* **DATASET CONTENT**

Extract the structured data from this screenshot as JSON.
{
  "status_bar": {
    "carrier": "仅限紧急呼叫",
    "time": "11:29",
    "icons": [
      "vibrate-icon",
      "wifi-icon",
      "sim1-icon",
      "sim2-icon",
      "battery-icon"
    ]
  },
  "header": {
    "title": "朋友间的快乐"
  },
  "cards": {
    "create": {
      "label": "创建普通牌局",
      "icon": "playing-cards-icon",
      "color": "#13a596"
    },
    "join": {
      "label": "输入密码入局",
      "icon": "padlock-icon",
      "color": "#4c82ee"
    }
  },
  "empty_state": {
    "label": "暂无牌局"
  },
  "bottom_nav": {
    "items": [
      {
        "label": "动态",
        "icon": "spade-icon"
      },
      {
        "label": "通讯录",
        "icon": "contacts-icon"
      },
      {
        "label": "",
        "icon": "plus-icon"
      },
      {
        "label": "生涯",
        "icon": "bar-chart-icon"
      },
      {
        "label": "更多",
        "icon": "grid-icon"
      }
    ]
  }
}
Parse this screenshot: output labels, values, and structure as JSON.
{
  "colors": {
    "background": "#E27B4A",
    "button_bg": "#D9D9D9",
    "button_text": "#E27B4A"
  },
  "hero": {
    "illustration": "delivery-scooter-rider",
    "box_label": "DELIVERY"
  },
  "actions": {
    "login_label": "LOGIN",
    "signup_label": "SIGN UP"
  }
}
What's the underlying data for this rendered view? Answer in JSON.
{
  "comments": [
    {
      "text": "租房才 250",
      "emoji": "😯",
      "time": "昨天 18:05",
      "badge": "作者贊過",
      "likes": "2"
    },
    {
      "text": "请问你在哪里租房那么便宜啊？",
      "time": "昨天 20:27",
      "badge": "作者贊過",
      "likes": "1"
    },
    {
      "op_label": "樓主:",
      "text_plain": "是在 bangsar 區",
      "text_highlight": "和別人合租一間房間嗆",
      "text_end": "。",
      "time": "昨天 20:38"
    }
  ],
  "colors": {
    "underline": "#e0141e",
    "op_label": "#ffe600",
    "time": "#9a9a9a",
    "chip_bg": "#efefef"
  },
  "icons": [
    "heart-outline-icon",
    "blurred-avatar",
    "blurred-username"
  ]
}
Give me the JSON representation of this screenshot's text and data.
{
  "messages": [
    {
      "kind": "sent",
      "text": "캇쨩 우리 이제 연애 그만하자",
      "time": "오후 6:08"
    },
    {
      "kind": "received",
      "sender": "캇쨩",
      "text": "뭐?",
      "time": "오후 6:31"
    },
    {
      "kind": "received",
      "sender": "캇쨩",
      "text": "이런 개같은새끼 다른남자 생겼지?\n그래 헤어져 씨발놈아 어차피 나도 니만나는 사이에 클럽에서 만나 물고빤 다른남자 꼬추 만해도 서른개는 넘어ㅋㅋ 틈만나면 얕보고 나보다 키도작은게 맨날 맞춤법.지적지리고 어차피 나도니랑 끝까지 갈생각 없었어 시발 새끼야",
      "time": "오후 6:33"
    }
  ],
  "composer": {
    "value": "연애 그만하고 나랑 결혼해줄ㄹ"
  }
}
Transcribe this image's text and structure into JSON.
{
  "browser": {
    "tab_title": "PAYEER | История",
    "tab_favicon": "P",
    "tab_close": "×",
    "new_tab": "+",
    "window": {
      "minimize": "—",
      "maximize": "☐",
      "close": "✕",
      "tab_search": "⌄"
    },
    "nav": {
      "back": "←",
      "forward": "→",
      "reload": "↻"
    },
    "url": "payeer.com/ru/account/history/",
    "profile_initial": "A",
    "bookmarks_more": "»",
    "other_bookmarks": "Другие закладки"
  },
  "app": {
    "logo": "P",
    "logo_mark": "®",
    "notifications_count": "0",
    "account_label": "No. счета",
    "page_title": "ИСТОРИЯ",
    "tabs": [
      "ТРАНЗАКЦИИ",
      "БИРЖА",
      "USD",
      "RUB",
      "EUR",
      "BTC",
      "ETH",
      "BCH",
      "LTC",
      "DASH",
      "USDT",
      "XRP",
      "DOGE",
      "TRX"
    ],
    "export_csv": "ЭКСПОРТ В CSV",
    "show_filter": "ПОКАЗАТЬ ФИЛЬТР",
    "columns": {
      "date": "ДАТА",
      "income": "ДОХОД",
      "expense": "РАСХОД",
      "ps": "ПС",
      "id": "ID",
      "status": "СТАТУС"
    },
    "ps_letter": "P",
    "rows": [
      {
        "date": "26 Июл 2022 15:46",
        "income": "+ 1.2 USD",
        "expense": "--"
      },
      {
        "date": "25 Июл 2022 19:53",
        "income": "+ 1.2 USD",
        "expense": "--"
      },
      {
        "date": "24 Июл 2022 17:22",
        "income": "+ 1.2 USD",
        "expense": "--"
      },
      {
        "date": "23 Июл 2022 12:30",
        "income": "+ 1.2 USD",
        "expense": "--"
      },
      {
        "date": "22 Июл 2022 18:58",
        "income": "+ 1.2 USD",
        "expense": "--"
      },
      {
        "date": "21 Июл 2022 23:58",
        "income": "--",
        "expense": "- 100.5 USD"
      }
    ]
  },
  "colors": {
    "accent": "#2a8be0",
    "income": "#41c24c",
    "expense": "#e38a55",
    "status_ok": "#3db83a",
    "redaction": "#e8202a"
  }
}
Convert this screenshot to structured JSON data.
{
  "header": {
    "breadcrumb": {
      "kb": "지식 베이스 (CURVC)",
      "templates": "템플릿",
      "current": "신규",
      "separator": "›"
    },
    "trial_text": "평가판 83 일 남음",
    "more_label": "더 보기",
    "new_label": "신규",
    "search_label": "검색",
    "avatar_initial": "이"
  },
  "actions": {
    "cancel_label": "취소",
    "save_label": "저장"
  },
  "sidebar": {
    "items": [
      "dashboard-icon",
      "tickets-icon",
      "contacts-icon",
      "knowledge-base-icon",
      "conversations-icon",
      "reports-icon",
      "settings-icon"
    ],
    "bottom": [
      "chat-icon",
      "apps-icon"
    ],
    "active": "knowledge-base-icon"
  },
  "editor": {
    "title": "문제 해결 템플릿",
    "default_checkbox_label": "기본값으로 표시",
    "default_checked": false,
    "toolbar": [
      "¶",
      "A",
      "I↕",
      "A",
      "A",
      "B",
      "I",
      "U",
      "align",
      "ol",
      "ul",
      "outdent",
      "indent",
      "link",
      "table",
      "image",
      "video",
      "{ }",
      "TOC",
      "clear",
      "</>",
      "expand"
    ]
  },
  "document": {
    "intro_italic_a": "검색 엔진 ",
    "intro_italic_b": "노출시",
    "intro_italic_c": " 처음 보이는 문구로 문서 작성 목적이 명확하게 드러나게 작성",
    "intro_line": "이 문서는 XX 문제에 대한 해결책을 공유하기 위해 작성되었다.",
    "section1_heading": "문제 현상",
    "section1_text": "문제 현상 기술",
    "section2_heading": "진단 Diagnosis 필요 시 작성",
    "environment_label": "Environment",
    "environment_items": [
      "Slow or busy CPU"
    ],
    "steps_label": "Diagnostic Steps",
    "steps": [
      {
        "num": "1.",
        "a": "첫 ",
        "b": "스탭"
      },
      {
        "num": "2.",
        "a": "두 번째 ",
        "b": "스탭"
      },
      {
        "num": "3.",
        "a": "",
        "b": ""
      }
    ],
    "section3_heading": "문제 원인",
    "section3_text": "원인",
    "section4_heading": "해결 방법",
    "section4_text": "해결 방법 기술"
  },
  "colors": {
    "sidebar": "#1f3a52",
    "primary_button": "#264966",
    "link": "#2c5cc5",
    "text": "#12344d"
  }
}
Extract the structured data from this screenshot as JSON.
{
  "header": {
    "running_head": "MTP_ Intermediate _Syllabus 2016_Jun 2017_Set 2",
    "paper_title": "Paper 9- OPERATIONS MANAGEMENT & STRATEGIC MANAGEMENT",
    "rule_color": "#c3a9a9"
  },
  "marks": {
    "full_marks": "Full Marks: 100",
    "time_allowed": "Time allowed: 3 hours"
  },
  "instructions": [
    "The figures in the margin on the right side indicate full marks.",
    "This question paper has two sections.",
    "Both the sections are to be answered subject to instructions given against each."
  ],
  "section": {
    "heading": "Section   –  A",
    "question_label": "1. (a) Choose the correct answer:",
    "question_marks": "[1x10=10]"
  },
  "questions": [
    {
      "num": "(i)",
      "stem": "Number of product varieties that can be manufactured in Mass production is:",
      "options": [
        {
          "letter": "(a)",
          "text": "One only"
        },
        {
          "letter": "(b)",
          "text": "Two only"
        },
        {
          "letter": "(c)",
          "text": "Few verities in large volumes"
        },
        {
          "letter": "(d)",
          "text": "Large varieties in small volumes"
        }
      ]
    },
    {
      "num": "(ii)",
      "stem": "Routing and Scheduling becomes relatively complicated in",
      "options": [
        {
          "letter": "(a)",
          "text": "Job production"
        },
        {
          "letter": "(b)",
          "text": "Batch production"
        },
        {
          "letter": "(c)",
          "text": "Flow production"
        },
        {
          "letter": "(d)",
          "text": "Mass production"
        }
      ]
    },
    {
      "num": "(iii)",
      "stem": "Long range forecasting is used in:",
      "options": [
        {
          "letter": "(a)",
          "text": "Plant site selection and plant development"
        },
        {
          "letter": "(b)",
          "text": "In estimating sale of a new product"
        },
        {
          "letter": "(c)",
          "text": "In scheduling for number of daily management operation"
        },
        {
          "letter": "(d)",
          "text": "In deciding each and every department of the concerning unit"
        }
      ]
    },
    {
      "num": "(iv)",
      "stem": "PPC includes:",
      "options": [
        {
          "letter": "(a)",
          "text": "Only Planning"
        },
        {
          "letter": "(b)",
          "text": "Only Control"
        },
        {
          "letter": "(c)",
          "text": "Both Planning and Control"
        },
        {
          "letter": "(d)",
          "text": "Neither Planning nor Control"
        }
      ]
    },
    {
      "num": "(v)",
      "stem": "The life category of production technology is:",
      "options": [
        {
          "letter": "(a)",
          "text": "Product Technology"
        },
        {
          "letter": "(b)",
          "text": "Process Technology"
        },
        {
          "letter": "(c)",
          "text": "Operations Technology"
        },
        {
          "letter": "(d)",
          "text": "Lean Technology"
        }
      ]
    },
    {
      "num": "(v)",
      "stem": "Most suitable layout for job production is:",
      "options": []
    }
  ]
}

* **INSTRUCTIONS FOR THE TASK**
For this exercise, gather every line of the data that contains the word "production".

* **ANSWER TO THE EXERCISE**
      "stem": "Number of product varieties that can be manufactured in Mass production is:",
          "text": "Job production"
          "text": "Batch production"
          "text": "Flow production"
          "text": "Mass production"
      "stem": "The life category of production technology is:",
      "stem": "Most suitable layout for job production is:",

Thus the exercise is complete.